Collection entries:
□ □ □ □ □

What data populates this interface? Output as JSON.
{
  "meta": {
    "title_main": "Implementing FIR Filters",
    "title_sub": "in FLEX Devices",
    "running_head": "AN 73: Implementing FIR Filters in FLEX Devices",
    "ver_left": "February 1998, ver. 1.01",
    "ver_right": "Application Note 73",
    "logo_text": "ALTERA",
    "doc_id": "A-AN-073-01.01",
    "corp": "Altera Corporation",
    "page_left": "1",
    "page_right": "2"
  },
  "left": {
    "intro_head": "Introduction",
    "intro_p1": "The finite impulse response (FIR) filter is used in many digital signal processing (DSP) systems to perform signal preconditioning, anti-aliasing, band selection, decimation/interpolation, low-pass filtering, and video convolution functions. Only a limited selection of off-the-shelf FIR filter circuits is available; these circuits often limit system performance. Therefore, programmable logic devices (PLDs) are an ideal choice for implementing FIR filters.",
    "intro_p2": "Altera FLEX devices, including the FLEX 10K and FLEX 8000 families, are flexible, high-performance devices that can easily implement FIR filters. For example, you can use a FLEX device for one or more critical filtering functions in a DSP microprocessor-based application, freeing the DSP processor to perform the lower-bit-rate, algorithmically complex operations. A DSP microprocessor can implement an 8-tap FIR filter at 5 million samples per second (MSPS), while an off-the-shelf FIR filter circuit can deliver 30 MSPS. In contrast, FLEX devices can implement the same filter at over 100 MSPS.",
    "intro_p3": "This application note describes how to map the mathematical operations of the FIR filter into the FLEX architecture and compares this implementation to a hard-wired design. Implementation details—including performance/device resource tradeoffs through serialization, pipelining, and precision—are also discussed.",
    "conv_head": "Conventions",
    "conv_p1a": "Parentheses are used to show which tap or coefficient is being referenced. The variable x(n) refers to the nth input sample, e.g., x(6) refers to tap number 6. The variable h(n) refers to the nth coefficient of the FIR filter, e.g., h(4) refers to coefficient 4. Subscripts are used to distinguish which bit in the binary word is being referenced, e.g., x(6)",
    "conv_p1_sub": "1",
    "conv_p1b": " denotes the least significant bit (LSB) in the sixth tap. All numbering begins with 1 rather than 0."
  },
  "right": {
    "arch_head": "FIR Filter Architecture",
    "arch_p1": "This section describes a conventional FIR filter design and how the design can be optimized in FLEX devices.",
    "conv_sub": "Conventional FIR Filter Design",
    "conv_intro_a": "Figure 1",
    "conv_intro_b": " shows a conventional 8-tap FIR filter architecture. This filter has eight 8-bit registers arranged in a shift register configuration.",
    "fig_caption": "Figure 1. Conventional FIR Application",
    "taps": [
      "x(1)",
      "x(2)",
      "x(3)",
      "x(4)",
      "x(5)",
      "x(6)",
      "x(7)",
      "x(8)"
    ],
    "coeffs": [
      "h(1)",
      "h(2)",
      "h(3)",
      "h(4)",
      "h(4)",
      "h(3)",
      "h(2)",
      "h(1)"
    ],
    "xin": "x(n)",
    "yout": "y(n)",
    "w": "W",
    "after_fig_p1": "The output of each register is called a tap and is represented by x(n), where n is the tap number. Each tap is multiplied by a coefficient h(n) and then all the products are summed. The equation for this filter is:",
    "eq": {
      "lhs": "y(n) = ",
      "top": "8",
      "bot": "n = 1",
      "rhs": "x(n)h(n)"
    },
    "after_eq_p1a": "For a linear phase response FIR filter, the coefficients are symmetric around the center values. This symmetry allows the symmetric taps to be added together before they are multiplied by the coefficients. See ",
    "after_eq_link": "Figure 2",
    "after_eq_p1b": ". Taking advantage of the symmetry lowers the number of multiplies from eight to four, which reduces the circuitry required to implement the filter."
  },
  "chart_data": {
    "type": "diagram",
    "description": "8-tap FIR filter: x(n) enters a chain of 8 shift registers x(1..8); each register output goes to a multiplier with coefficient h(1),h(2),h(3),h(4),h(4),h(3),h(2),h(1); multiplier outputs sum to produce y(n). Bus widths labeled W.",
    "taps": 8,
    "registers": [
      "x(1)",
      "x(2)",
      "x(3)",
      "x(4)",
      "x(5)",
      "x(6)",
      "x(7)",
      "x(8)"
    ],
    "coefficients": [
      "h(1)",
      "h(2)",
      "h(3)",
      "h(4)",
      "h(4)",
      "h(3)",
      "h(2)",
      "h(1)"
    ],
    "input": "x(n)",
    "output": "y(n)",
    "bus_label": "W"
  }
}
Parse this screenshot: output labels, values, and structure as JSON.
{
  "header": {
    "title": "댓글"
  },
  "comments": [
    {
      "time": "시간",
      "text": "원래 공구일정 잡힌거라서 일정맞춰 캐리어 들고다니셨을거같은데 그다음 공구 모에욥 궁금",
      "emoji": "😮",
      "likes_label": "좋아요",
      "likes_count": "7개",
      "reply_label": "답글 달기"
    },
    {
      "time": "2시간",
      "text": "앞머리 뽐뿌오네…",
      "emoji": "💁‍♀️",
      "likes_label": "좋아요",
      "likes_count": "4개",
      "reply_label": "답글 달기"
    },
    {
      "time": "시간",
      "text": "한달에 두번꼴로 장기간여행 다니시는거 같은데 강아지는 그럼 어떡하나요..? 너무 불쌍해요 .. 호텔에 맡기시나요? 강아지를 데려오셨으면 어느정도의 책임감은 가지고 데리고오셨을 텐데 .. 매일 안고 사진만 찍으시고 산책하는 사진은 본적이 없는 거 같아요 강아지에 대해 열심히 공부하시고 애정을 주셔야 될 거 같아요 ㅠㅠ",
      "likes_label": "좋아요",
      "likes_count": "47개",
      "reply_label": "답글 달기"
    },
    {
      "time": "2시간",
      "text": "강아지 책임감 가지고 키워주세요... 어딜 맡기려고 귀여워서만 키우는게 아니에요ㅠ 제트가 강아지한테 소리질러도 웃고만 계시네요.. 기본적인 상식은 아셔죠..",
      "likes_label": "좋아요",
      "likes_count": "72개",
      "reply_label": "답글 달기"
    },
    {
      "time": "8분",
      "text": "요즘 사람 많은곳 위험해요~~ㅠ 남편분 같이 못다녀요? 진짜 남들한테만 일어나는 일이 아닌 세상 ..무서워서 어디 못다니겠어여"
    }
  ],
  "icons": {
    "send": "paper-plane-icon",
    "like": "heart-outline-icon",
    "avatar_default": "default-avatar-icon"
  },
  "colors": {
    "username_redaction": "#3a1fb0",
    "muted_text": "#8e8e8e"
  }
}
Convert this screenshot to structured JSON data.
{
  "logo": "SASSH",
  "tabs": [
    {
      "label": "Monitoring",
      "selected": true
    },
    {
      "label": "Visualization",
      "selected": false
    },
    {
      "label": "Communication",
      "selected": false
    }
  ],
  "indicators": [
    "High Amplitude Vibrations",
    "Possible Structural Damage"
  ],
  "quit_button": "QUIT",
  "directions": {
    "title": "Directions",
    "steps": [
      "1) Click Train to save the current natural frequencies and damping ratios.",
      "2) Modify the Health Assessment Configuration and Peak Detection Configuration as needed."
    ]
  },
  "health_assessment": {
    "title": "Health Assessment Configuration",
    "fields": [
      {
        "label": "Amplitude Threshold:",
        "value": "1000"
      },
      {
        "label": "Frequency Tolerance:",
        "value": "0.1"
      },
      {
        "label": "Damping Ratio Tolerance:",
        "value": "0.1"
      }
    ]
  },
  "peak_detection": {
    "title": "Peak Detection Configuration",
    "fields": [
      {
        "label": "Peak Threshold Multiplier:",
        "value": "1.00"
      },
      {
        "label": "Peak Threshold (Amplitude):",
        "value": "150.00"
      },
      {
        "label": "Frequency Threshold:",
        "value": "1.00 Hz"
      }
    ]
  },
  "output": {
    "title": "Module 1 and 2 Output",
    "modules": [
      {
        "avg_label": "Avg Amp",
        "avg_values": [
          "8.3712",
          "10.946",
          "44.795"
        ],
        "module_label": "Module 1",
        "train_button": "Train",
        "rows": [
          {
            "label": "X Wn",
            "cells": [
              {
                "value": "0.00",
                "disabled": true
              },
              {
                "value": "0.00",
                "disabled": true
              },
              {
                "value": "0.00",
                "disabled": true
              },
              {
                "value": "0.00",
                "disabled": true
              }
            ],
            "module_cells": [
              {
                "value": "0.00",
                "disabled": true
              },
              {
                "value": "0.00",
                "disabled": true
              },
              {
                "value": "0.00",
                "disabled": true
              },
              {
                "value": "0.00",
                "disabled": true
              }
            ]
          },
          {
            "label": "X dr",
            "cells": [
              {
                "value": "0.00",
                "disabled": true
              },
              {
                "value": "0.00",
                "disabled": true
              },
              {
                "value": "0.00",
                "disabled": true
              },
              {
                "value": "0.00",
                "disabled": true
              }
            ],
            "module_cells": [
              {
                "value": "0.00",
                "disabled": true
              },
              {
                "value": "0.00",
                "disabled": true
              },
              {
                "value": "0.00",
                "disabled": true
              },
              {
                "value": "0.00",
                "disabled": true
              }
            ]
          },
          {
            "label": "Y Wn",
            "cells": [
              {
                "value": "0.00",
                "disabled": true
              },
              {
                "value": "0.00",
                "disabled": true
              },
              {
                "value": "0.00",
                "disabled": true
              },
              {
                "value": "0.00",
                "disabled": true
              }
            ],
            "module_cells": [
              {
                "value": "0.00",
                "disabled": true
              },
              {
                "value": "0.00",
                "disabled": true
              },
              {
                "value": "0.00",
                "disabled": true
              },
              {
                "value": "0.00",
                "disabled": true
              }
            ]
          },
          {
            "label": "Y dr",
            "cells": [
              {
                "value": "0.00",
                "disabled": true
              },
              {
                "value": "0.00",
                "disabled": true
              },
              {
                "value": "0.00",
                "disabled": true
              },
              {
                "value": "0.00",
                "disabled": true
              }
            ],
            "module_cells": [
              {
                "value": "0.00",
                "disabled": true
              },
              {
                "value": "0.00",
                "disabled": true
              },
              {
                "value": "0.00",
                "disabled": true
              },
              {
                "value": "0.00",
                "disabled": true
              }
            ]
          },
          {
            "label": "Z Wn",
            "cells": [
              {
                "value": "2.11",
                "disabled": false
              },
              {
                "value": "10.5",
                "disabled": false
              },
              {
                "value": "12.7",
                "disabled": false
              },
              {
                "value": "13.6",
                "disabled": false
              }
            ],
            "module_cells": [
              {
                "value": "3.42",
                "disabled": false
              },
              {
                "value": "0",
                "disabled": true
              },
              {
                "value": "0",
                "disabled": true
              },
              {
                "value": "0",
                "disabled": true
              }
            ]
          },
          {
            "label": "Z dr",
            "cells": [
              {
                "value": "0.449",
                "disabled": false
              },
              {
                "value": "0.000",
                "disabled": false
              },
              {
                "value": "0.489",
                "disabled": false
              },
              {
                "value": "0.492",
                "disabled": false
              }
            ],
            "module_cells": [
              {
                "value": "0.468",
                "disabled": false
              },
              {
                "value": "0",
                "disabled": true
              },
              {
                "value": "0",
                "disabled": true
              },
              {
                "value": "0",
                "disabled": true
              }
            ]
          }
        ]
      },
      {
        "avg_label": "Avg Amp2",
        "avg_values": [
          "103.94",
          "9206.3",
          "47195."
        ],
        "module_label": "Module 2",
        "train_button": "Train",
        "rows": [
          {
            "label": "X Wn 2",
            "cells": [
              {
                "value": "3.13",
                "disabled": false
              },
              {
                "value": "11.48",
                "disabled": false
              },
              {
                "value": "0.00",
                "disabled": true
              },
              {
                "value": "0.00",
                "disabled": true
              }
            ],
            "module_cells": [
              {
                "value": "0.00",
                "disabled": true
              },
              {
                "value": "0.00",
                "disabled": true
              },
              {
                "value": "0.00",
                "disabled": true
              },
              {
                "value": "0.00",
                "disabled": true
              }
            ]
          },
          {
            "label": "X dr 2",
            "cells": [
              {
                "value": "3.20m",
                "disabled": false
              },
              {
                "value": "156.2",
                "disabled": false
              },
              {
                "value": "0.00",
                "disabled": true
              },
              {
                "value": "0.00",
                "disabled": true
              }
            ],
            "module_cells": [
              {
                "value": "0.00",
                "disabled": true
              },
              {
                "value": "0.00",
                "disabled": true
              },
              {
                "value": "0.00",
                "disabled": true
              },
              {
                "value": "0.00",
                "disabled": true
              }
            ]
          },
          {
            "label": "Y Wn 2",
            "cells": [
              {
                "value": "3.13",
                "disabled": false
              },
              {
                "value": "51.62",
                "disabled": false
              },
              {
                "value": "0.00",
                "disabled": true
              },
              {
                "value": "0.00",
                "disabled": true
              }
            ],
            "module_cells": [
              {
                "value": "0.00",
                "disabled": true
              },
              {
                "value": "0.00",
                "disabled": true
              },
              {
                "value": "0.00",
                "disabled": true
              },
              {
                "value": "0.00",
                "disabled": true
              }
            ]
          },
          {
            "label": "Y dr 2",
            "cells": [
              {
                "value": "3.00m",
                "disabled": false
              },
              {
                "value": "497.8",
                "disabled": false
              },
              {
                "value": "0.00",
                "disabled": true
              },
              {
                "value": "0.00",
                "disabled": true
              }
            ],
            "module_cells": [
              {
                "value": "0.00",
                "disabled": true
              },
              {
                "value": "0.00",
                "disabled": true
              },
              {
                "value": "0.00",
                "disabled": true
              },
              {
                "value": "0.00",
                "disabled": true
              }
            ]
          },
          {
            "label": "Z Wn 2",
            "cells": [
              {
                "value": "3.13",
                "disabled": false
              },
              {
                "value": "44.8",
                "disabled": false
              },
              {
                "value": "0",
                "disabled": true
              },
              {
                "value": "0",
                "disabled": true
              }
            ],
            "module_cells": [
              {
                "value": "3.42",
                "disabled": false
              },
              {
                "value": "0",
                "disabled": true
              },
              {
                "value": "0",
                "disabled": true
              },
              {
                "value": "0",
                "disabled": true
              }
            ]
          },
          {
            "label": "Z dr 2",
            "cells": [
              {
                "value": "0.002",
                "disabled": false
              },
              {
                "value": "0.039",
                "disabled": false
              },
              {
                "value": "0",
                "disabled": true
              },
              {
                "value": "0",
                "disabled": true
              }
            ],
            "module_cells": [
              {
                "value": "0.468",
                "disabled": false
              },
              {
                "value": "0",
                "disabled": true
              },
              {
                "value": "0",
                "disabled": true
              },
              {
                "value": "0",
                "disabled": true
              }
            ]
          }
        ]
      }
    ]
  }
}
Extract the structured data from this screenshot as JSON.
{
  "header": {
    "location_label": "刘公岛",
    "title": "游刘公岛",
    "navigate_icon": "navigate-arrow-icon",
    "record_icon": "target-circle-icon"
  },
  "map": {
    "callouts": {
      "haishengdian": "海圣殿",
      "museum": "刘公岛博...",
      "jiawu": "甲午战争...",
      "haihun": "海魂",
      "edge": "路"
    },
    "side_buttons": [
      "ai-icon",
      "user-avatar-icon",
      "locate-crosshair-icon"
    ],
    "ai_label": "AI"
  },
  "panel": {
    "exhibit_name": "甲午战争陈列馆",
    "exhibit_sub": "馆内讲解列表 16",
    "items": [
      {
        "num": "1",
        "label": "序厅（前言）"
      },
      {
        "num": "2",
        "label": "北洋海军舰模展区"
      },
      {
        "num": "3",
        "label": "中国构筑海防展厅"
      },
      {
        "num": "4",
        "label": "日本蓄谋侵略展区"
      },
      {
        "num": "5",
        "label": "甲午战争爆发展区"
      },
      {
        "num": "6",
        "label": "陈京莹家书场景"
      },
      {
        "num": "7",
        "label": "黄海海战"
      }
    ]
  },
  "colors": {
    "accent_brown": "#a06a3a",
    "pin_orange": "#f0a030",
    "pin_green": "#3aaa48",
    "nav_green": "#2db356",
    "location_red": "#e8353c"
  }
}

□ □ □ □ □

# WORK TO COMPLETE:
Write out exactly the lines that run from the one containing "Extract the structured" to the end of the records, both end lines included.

# EXERCISE ANSWER:
Extract the structured data from this screenshot as JSON.
{
  "header": {
    "location_label": "刘公岛",
    "title": "游刘公岛",
    "navigate_icon": "navigate-arrow-icon",
    "record_icon": "target-circle-icon"
  },
  "map": {
    "callouts": {
      "haishengdian": "海圣殿",
      "museum": "刘公岛博...",
      "jiawu": "甲午战争...",
      "haihun": "海魂",
      "edge": "路"
    },
    "side_buttons": [
      "ai-icon",
      "user-avatar-icon",
      "locate-crosshair-icon"
    ],
    "ai_label": "AI"
  },
  "panel": {
    "exhibit_name": "甲午战争陈列馆",
    "exhibit_sub": "馆内讲解列表 16",
    "items": [
      {
        "num": "1",
        "label": "序厅（前言）"
      },
      {
        "num": "2",
        "label": "北洋海军舰模展区"
      },
      {
        "num": "3",
        "label": "中国构筑海防展厅"
      },
      {
        "num": "4",
        "label": "日本蓄谋侵略展区"
      },
      {
        "num": "5",
        "label": "甲午战争爆发展区"
      },
      {
        "num": "6",
        "label": "陈京莹家书场景"
      },
      {
        "num": "7",
        "label": "黄海海战"
      }
    ]
  },
  "colors": {
    "accent_brown": "#a06a3a",
    "pin_orange": "#f0a030",
    "pin_green": "#3aaa48",
    "nav_green": "#2db356",
    "location_red": "#e8353c"
  }
}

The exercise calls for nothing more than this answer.